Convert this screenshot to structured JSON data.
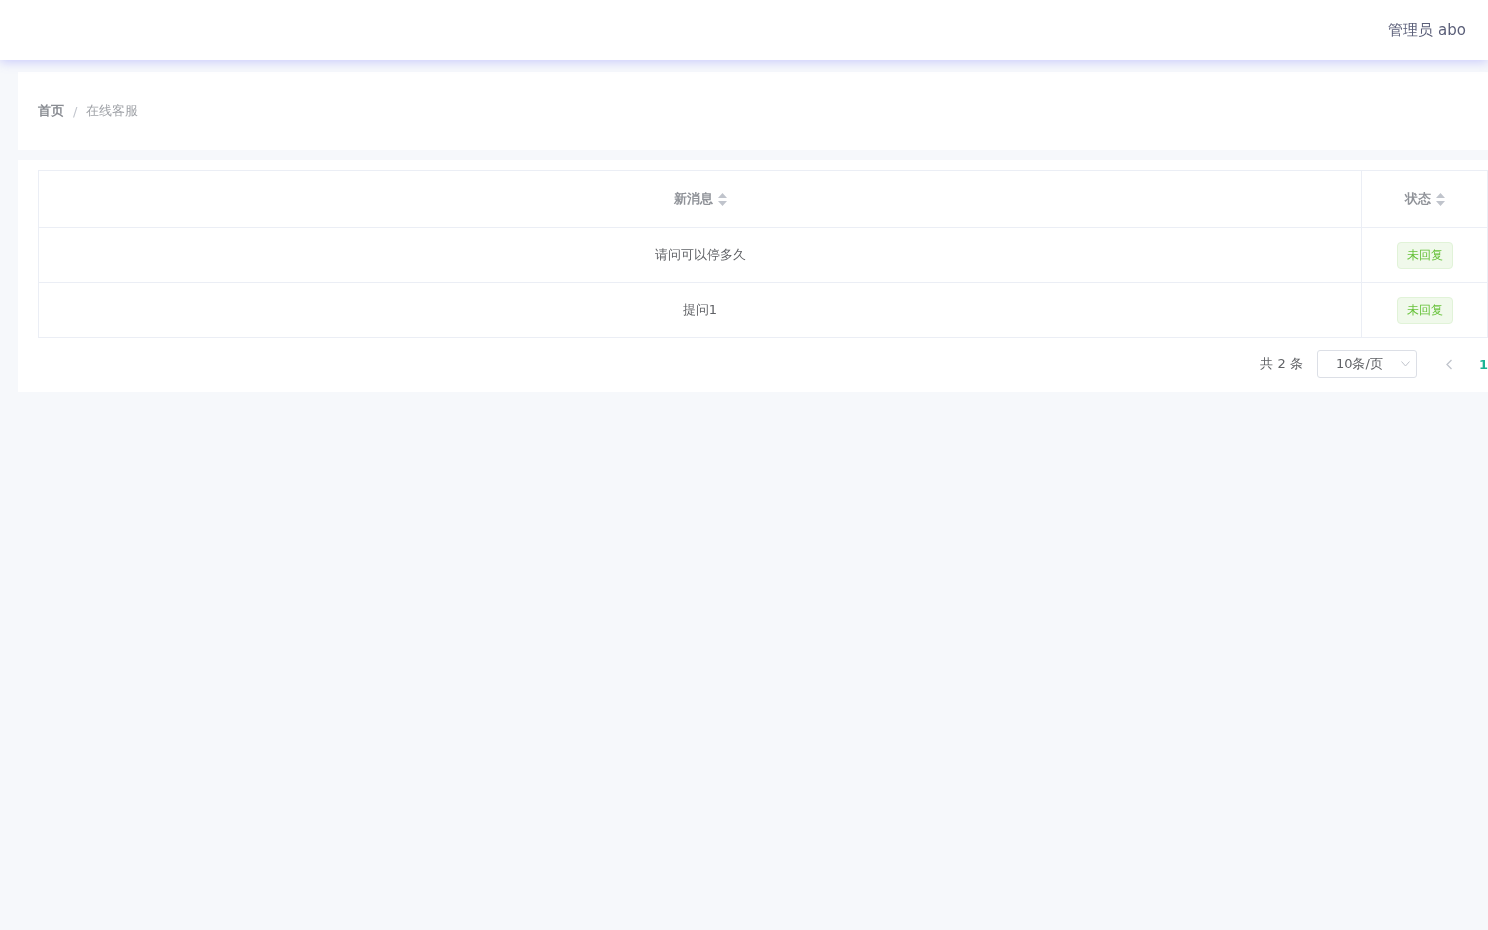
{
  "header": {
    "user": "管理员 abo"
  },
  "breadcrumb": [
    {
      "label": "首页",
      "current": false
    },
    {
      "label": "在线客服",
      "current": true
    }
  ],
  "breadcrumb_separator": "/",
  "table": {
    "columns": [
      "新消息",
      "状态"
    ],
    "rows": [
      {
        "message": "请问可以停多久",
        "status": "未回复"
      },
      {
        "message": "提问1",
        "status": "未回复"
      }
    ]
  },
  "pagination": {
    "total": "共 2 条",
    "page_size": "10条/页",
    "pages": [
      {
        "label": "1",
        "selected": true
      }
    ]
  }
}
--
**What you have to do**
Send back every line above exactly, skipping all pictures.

**Response area**
Convert this screenshot to structured JSON data.
{
  "header": {
    "user": "管理员 abo"
  },
  "breadcrumb": [
    {
      "label": "首页",
      "current": false
    },
    {
      "label": "在线客服",
      "current": true
    }
  ],
  "breadcrumb_separator": "/",
  "table": {
    "columns": [
      "新消息",
      "状态"
    ],
    "rows": [
      {
        "message": "请问可以停多久",
        "status": "未回复"
      },
      {
        "message": "提问1",
        "status": "未回复"
      }
    ]
  },
  "pagination": {
    "total": "共 2 条",
    "page_size": "10条/页",
    "pages": [
      {
        "label": "1",
        "selected": true
      }
    ]
  }
}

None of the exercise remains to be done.